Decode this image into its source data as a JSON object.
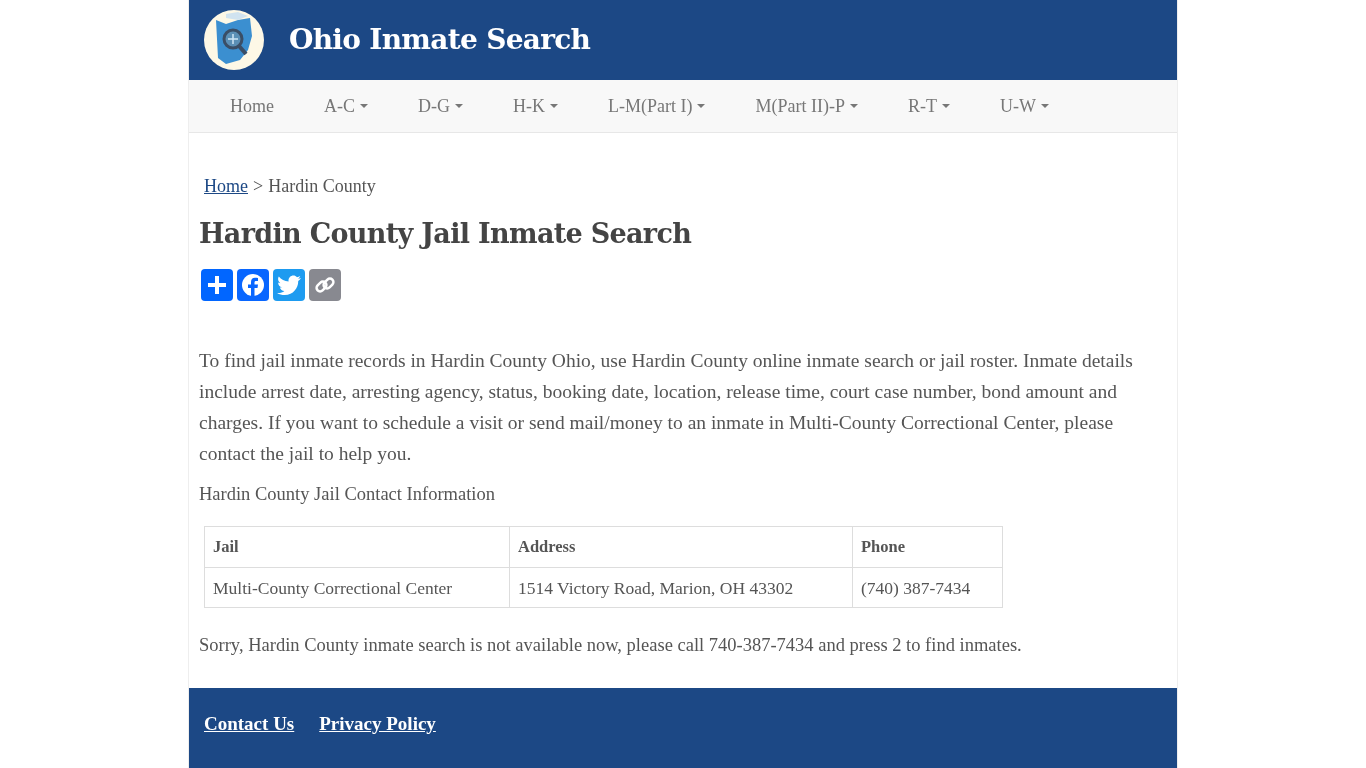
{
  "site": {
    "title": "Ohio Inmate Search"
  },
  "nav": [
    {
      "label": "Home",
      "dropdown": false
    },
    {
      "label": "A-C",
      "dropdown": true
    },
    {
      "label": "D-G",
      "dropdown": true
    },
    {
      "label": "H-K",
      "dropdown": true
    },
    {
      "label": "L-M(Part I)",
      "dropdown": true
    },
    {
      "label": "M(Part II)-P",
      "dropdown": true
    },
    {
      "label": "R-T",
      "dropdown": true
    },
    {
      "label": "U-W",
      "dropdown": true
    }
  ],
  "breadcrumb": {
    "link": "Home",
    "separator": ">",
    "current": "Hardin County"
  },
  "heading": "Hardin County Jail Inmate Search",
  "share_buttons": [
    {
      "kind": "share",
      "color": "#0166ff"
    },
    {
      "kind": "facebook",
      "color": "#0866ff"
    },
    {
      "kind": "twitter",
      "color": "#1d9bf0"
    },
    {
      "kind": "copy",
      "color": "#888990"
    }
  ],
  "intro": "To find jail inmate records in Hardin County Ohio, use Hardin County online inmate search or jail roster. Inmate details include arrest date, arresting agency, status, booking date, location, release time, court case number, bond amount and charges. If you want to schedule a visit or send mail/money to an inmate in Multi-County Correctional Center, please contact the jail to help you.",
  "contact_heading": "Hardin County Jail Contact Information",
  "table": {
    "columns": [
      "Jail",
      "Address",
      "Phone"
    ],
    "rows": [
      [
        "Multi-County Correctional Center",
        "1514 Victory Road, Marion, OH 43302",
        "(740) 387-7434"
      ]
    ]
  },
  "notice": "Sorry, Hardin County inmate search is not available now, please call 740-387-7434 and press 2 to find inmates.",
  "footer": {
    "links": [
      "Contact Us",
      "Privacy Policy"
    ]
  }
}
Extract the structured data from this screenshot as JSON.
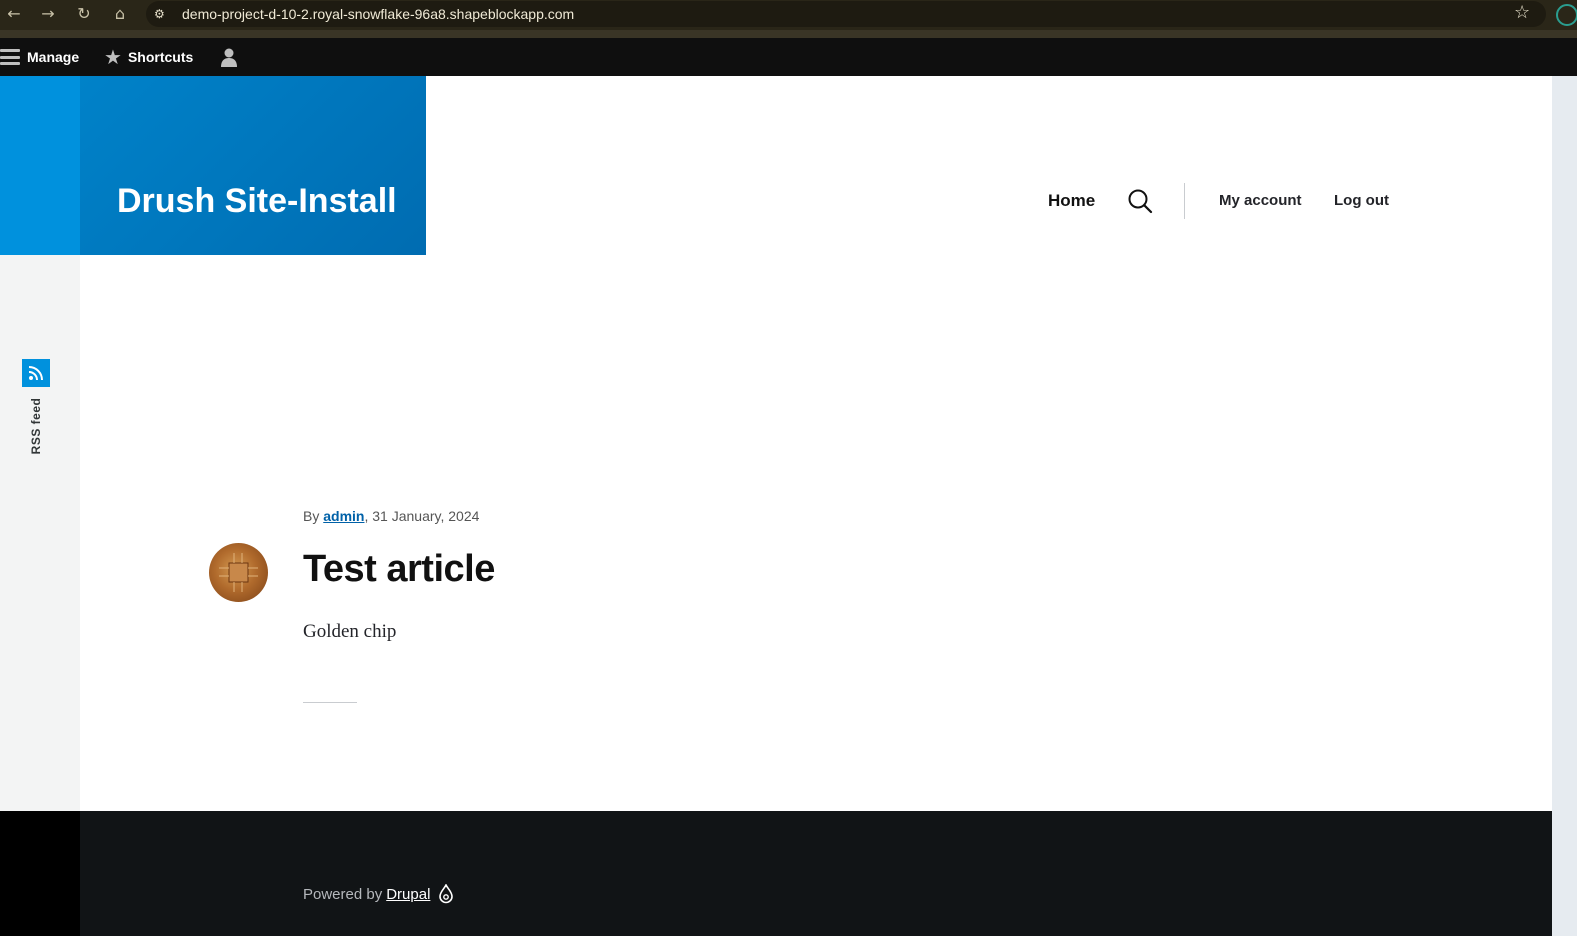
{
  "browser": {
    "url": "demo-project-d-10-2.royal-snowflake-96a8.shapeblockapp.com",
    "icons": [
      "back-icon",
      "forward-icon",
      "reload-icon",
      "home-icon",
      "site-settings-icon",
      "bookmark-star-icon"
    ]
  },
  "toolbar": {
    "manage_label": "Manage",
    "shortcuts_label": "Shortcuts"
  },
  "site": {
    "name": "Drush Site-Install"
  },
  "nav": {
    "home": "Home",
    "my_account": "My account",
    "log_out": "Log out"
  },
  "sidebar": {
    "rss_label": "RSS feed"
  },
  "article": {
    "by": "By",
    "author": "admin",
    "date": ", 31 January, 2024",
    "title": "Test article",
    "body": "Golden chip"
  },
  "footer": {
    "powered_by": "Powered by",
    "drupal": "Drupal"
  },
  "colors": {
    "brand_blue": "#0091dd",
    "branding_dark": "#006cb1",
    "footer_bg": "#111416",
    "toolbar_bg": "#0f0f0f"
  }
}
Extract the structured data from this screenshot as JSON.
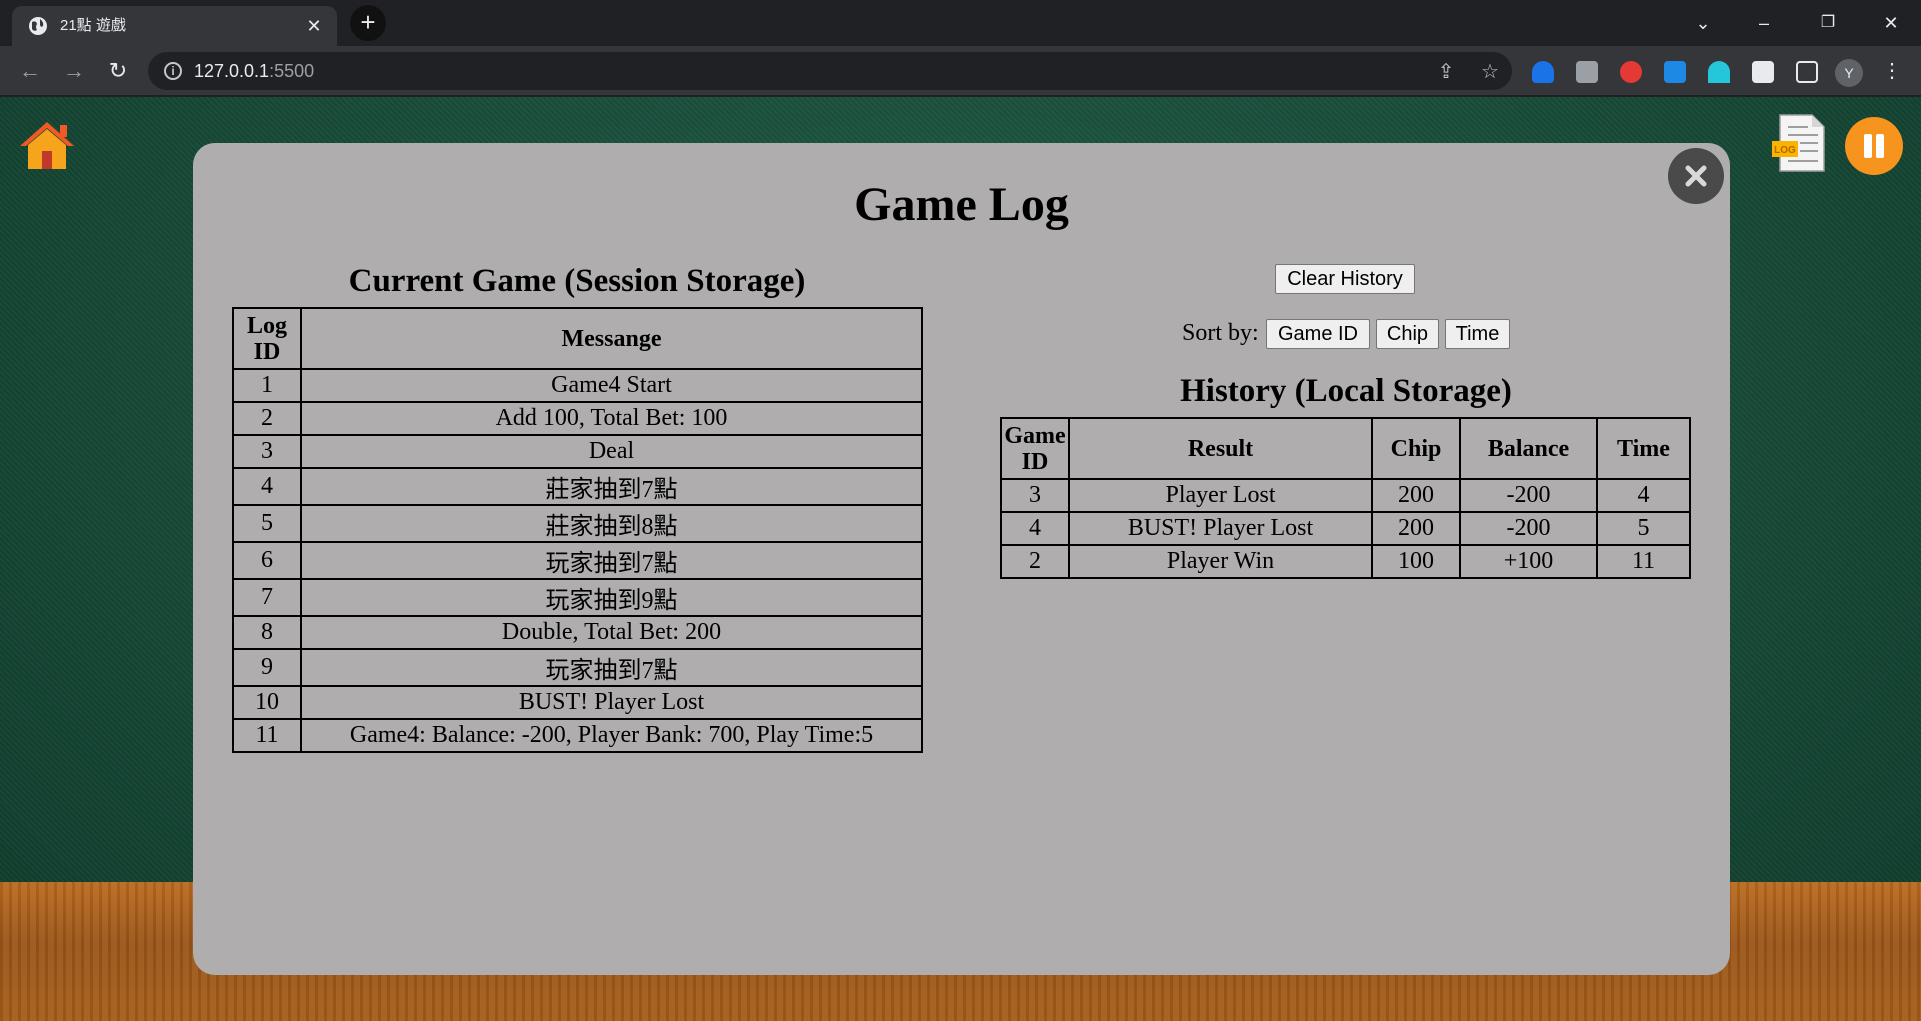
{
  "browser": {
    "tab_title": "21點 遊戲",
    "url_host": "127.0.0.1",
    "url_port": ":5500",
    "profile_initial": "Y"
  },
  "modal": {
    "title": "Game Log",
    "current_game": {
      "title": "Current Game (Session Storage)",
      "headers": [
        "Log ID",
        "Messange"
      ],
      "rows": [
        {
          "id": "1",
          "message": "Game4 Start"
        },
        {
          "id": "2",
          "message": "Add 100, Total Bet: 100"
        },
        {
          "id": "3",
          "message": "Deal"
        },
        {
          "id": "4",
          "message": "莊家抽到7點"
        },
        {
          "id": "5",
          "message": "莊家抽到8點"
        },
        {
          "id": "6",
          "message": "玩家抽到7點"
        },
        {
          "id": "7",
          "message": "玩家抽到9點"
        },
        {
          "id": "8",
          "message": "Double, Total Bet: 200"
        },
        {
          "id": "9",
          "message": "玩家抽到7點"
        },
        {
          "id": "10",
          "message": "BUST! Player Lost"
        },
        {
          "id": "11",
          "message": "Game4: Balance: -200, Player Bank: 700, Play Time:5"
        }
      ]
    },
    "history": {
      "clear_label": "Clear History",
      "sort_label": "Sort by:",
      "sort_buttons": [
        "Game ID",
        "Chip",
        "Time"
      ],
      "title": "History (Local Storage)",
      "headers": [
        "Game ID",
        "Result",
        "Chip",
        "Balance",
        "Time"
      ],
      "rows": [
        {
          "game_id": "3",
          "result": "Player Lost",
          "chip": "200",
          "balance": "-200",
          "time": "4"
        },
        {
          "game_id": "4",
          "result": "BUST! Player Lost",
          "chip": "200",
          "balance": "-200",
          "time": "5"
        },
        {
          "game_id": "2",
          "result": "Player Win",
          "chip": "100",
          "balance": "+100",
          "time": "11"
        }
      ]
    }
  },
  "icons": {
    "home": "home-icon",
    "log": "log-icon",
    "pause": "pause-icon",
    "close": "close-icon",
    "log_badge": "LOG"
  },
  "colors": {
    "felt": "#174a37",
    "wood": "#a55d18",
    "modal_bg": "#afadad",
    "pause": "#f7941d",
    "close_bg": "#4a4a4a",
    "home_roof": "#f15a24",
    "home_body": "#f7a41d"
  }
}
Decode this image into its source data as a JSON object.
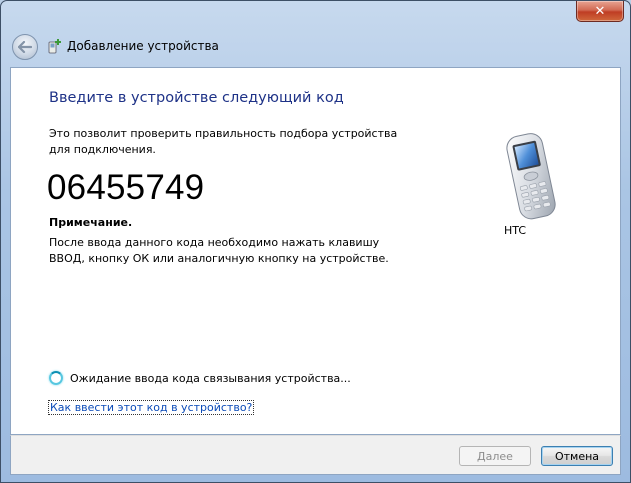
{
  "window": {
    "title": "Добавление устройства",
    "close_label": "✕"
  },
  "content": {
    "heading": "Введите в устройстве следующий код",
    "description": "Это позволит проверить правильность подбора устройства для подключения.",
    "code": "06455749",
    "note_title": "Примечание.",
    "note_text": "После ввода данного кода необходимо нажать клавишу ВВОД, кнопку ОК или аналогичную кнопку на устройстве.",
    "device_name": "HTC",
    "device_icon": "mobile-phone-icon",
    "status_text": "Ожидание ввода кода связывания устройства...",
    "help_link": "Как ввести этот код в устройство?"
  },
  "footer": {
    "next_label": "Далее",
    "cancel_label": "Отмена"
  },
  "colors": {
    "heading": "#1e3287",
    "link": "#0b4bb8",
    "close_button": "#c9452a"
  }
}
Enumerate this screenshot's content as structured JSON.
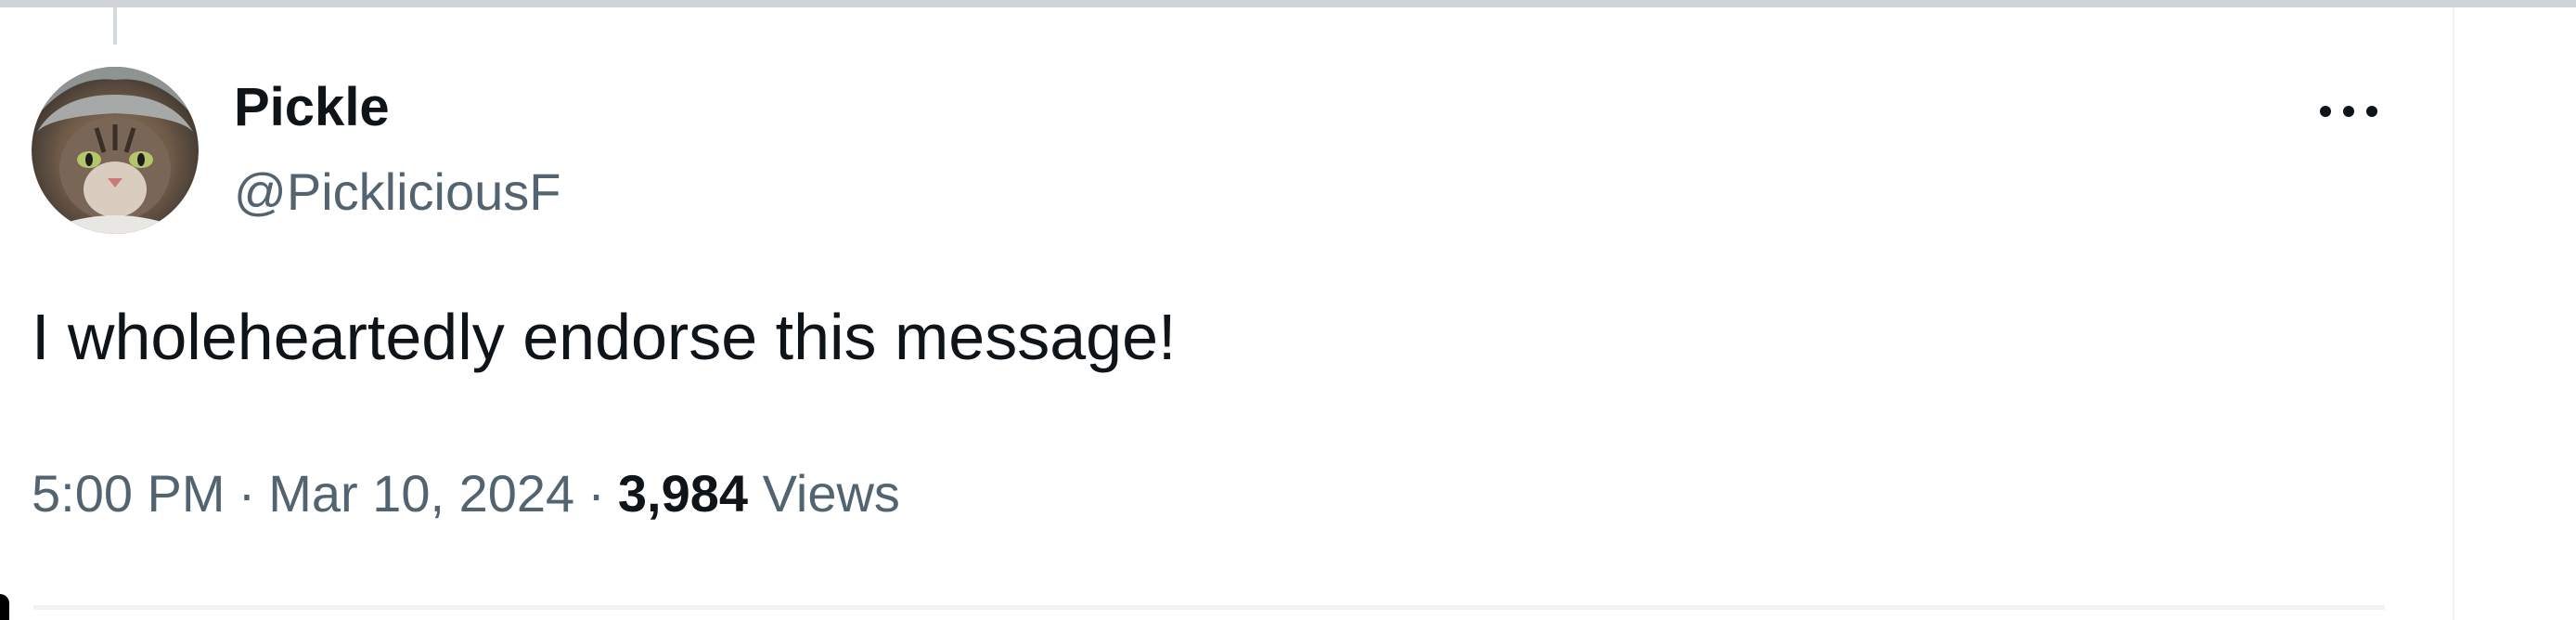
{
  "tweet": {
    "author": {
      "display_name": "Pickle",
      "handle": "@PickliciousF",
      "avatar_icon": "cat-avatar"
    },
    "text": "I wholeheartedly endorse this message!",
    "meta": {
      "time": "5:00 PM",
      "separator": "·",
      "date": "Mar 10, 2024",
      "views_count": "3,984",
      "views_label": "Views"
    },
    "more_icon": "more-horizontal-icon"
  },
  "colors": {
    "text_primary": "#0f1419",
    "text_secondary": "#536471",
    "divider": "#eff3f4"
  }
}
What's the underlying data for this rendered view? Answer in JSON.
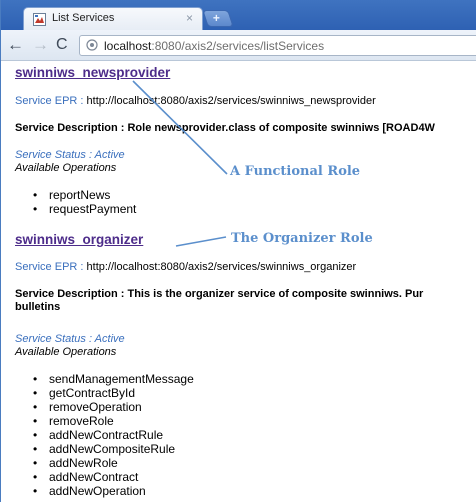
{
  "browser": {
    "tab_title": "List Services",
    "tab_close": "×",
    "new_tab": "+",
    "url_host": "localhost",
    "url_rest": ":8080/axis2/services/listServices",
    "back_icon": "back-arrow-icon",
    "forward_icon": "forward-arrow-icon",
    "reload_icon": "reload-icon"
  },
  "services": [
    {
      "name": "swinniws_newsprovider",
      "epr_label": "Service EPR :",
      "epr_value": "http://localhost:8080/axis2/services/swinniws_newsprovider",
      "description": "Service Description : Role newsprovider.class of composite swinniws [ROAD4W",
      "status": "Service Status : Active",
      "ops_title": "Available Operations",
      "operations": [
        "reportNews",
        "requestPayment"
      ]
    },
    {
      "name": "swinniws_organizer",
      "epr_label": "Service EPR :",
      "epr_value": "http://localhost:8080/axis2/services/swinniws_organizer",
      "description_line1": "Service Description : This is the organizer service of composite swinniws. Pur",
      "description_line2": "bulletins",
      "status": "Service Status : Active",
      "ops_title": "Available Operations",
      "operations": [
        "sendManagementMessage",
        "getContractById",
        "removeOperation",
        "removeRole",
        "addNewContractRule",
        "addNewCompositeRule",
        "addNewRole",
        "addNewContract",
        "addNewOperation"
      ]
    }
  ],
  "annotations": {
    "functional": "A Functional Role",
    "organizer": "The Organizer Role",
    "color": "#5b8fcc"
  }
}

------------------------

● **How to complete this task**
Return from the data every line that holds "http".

● **Problem solution**
      "epr_value": "http://localhost:8080/axis2/services/swinniws_newsprovider",
      "epr_value": "http://localhost:8080/axis2/services/swinniws_organizer",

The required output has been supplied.